Director: Rob Grant
Cast: Munro Chambers, Christopher Gray, Emily Tyra, Brett Gelman
Harpoon is a 2019 Canadian dark comedy horror film about three friends who need to set aside their differences to survive being stranded when the yacht breaks down in the middle of the ocean.
Harpoon starts in a fairly dark comedy way introducing its film with a snarky narrator (Brett Gelman). Jonah (Munro Chambers) is a young man who recently lost his parents and needs to clean out their place when his best friend Richard (Christopher Gray) drops by and beats him up, suspecting that him and his girlfriend Sasha (Emily Tyra) had hooked up. After realizing it was all a mix-up which involved getting him a harpoon for his gift, he makes it up to them by going out to sea with his yacht. As issues arise between them, the yacht also breaks down, leaving them stranded in the middle of the waters with no help and not a lot of useful things to keep them alive except others company and more secrets to dig into.
Mostly set on the yacht and in the water, Harpoon is something of a one location film. It opens at Jonah’s home but quickly shifts over to the yacht and the waters. The film is shot in Belize and the overhead shots of the yacht constantly shows the isolation of the location. Harpoon utilizes its space, or lack thereof, on the yacht proficiently and its water around it as well to structure its scenes and consequences. As expected in one location, three people can be many especially when it is three best friends with grudges and suspicions trying to survive.
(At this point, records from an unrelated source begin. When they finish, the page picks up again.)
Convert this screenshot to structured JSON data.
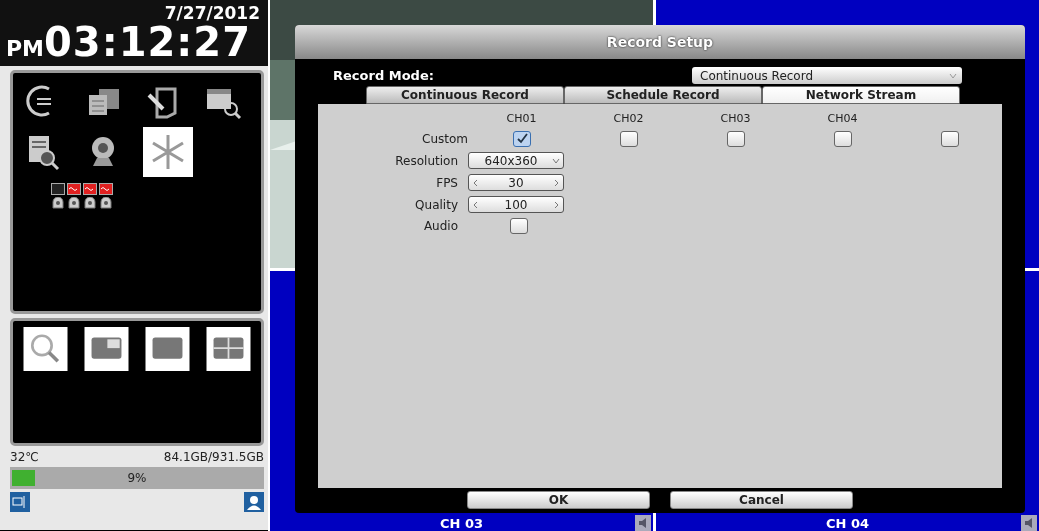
{
  "clock": {
    "ampm": "PM",
    "time": "03:12:27",
    "date": "7/27/2012"
  },
  "channel_status": [
    {
      "video_loss": false
    },
    {
      "video_loss": true
    },
    {
      "video_loss": true
    },
    {
      "video_loss": true
    }
  ],
  "status": {
    "temperature": "32℃",
    "storage": "84.1GB/931.5GB",
    "level": 0.09,
    "percent": "9%"
  },
  "cameras": [
    {
      "kind": "picture"
    },
    {
      "kind": "blank"
    },
    {
      "kind": "blank",
      "label": "CH 03"
    },
    {
      "kind": "blank",
      "label": "CH 04"
    }
  ],
  "dialog": {
    "title": "Record Setup",
    "record_mode_label": "Record Mode:",
    "record_mode": "Continuous Record",
    "tabs": [
      {
        "label": "Continuous Record",
        "selected": false
      },
      {
        "label": "Schedule Record",
        "selected": false
      },
      {
        "label": "Network Stream",
        "selected": true
      }
    ],
    "columns": [
      "CH01",
      "CH02",
      "CH03",
      "CH04"
    ],
    "custom_label": "Custom",
    "custom": [
      {
        "checked": true
      },
      {
        "checked": false
      },
      {
        "checked": false
      },
      {
        "checked": false
      },
      {
        "checked": false
      }
    ],
    "resolution_label": "Resolution",
    "resolution": "640x360",
    "fps_label": "FPS",
    "fps": "30",
    "quality_label": "Quality",
    "quality": "100",
    "audio_label": "Audio",
    "audio": {
      "checked": false
    },
    "buttons": [
      "OK",
      "Cancel"
    ]
  }
}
The trajectory isn’t exactly unpredictable but the narrator, done by Brett Gelman adds a lot of substance to the story especially as they are aware to get the story paced tightly but the narrator will fill in the gaps of what the viewer needs to know to give the characters and situation more depth. At the same time, it helps to relieve some of the tension as he brings in the dark comedy of overlooking the situation. Its a nifty addition that adds quite a bit of fun to it all and Brett Gelman is a fantastic choice at getting this job done.
The film is reliant on the three characters being like onions, peeled layer after layer to keep having more to discover. Munro Chambers, Christopher Gray and Emily Tyra do a great job at delivering their roles as the situation get worse on the yacht and the secrets and tensions start building. All three of them have their own traits that balance out this friendship but because each of them have their own little secrets and their own motives, the whole situation ends up having a lot of depth. It turns into a game of trust and wondering when the next thing will be revealed and the tables turn again. The film is rather over the top deliberately in parts and it helps justify some of the overacting here. Fact is, while acting-wise all three do a great job, the characters are more in depth in terms of Jonah and Sasha perhaps because more of the past involves their mishaps and emotional hardships while Richard’s character in comparison is less complex and feels less fleshed out.
Harpoon has its obvious issues. There is some leaps of imagination here and there are gaps in the story, especially when pulling in the idea of survival based on an Edgar Allan Poe story. A lot of common sense probably needs to be tossed out the window to accept their actions but desperate measures, right? However, the tone right from the beginning with the narrator and the contrast with the tension in the reality of the situation makes for a lot of dark humor that lands really well. Its not for the squeamish though since it does have a decent amount of blood and violence. The title Harpoon is really probably just a metaphor or the start of things breaking down for their situation. Bottomline, Harpoon has its issues but its easily looked over due to a well-executed and sharp script. Whether its the one location, the characters and its blend of dark comedy and horror suspense elements, this movie is worth a look.